## Task objective
Your answer should reproduce every line of the material in which the word "color" occurs.

===== Information =====

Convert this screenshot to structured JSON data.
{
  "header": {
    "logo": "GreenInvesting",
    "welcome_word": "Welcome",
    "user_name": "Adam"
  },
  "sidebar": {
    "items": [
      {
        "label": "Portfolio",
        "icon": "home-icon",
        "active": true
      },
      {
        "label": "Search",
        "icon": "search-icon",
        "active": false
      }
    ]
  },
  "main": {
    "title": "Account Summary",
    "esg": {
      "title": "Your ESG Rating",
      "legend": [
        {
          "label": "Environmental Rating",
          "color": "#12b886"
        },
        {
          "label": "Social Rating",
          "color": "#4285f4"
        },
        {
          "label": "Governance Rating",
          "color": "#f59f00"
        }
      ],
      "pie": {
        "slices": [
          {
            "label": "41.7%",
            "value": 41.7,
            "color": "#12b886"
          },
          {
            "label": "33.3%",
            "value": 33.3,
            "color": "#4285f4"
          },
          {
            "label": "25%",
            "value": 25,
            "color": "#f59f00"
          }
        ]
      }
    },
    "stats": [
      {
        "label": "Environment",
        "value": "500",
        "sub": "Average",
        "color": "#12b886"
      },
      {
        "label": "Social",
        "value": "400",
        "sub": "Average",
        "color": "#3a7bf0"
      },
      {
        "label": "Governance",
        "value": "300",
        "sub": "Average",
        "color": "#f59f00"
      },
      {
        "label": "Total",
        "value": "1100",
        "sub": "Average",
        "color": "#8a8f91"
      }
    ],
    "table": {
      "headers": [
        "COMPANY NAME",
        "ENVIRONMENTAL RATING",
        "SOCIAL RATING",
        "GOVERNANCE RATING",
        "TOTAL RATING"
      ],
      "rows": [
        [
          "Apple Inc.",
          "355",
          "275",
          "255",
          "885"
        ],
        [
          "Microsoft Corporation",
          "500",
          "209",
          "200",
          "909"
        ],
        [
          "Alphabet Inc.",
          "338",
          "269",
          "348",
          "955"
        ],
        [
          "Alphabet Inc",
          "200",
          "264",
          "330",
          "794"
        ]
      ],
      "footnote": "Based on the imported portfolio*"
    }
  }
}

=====

## Written answer
          "color": "#12b886"
          "color": "#4285f4"
          "color": "#f59f00"
            "color": "#12b886"
            "color": "#4285f4"
            "color": "#f59f00"
        "color": "#12b886"
        "color": "#3a7bf0"
        "color": "#f59f00"
        "color": "#8a8f91"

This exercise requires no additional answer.